=== EXERCISE OBJECTIVE ===
Print the data that follows again, keeping every line exact.

== INFORMATION PROVIDED ==

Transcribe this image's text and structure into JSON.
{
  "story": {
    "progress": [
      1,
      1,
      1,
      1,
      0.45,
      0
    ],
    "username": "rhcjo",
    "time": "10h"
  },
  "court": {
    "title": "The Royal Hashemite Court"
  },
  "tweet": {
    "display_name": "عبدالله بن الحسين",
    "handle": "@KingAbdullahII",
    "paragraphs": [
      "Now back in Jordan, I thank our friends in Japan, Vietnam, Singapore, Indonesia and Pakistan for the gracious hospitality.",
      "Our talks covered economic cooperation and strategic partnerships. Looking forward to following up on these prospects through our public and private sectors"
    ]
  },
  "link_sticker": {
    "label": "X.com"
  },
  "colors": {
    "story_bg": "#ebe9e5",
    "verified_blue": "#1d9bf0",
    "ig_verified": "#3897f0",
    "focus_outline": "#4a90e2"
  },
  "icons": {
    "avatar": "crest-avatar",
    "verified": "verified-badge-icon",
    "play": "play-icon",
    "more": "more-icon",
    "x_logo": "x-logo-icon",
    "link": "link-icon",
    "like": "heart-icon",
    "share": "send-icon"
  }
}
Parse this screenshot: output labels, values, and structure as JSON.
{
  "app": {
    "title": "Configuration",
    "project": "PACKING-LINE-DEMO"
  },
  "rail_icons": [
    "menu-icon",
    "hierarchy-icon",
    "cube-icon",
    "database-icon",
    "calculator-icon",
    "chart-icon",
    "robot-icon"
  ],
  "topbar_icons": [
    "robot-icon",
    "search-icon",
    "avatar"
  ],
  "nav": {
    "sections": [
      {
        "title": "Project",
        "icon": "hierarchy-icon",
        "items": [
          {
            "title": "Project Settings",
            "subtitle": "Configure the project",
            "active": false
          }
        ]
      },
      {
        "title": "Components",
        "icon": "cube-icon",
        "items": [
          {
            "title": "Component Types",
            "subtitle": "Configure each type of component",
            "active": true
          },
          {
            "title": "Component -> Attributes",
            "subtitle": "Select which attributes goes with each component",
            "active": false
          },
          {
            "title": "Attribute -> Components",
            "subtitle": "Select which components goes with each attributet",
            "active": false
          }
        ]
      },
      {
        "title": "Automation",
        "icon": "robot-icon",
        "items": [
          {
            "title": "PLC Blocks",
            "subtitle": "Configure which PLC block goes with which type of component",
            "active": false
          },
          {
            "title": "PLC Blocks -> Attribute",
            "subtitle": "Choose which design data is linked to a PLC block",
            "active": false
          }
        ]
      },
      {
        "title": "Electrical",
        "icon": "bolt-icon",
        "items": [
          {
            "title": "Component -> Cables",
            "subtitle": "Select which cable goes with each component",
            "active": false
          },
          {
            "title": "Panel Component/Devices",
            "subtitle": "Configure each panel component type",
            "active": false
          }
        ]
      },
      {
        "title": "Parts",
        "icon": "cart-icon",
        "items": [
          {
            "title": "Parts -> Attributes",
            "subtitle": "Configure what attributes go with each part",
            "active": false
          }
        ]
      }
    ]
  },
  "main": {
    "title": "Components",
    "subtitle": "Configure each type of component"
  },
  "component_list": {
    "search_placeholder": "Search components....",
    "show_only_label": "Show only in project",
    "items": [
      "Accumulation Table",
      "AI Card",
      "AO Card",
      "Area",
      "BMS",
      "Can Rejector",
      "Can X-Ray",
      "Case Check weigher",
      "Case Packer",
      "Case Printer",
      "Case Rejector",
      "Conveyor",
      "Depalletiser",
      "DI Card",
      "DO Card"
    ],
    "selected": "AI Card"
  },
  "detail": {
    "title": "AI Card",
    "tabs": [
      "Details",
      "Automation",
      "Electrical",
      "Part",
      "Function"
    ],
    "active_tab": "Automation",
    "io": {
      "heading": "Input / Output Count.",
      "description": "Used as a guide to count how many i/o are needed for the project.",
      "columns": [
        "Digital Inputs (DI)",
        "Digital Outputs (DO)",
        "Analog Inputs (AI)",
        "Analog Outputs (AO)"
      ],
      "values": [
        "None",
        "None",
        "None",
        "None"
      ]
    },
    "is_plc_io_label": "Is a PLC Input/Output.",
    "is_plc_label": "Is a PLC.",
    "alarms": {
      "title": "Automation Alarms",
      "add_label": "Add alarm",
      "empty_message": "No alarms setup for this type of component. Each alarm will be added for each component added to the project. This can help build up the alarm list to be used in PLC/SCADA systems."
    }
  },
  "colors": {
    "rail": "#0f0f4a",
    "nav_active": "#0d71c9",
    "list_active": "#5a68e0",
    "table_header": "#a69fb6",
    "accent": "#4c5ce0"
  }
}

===

=== SOLUTION ===
Transcribe this image's text and structure into JSON.
{
  "story": {
    "progress": [
      1,
      1,
      1,
      1,
      0.45,
      0
    ],
    "username": "rhcjo",
    "time": "10h"
  },
  "court": {
    "title": "The Royal Hashemite Court"
  },
  "tweet": {
    "display_name": "عبدالله بن الحسين",
    "handle": "@KingAbdullahII",
    "paragraphs": [
      "Now back in Jordan, I thank our friends in Japan, Vietnam, Singapore, Indonesia and Pakistan for the gracious hospitality.",
      "Our talks covered economic cooperation and strategic partnerships. Looking forward to following up on these prospects through our public and private sectors"
    ]
  },
  "link_sticker": {
    "label": "X.com"
  },
  "colors": {
    "story_bg": "#ebe9e5",
    "verified_blue": "#1d9bf0",
    "ig_verified": "#3897f0",
    "focus_outline": "#4a90e2"
  },
  "icons": {
    "avatar": "crest-avatar",
    "verified": "verified-badge-icon",
    "play": "play-icon",
    "more": "more-icon",
    "x_logo": "x-logo-icon",
    "link": "link-icon",
    "like": "heart-icon",
    "share": "send-icon"
  }
}
Parse this screenshot: output labels, values, and structure as JSON.
{
  "app": {
    "title": "Configuration",
    "project": "PACKING-LINE-DEMO"
  },
  "rail_icons": [
    "menu-icon",
    "hierarchy-icon",
    "cube-icon",
    "database-icon",
    "calculator-icon",
    "chart-icon",
    "robot-icon"
  ],
  "topbar_icons": [
    "robot-icon",
    "search-icon",
    "avatar"
  ],
  "nav": {
    "sections": [
      {
        "title": "Project",
        "icon": "hierarchy-icon",
        "items": [
          {
            "title": "Project Settings",
            "subtitle": "Configure the project",
            "active": false
          }
        ]
      },
      {
        "title": "Components",
        "icon": "cube-icon",
        "items": [
          {
            "title": "Component Types",
            "subtitle": "Configure each type of component",
            "active": true
          },
          {
            "title": "Component -> Attributes",
            "subtitle": "Select which attributes goes with each component",
            "active": false
          },
          {
            "title": "Attribute -> Components",
            "subtitle": "Select which components goes with each attributet",
            "active": false
          }
        ]
      },
      {
        "title": "Automation",
        "icon": "robot-icon",
        "items": [
          {
            "title": "PLC Blocks",
            "subtitle": "Configure which PLC block goes with which type of component",
            "active": false
          },
          {
            "title": "PLC Blocks -> Attribute",
            "subtitle": "Choose which design data is linked to a PLC block",
            "active": false
          }
        ]
      },
      {
        "title": "Electrical",
        "icon": "bolt-icon",
        "items": [
          {
            "title": "Component -> Cables",
            "subtitle": "Select which cable goes with each component",
            "active": false
          },
          {
            "title": "Panel Component/Devices",
            "subtitle": "Configure each panel component type",
            "active": false
          }
        ]
      },
      {
        "title": "Parts",
        "icon": "cart-icon",
        "items": [
          {
            "title": "Parts -> Attributes",
            "subtitle": "Configure what attributes go with each part",
            "active": false
          }
        ]
      }
    ]
  },
  "main": {
    "title": "Components",
    "subtitle": "Configure each type of component"
  },
  "component_list": {
    "search_placeholder": "Search components....",
    "show_only_label": "Show only in project",
    "items": [
      "Accumulation Table",
      "AI Card",
      "AO Card",
      "Area",
      "BMS",
      "Can Rejector",
      "Can X-Ray",
      "Case Check weigher",
      "Case Packer",
      "Case Printer",
      "Case Rejector",
      "Conveyor",
      "Depalletiser",
      "DI Card",
      "DO Card"
    ],
    "selected": "AI Card"
  },
  "detail": {
    "title": "AI Card",
    "tabs": [
      "Details",
      "Automation",
      "Electrical",
      "Part",
      "Function"
    ],
    "active_tab": "Automation",
    "io": {
      "heading": "Input / Output Count.",
      "description": "Used as a guide to count how many i/o are needed for the project.",
      "columns": [
        "Digital Inputs (DI)",
        "Digital Outputs (DO)",
        "Analog Inputs (AI)",
        "Analog Outputs (AO)"
      ],
      "values": [
        "None",
        "None",
        "None",
        "None"
      ]
    },
    "is_plc_io_label": "Is a PLC Input/Output.",
    "is_plc_label": "Is a PLC.",
    "alarms": {
      "title": "Automation Alarms",
      "add_label": "Add alarm",
      "empty_message": "No alarms setup for this type of component. Each alarm will be added for each component added to the project. This can help build up the alarm list to be used in PLC/SCADA systems."
    }
  },
  "colors": {
    "rail": "#0f0f4a",
    "nav_active": "#0d71c9",
    "list_active": "#5a68e0",
    "table_header": "#a69fb6",
    "accent": "#4c5ce0"
  }
}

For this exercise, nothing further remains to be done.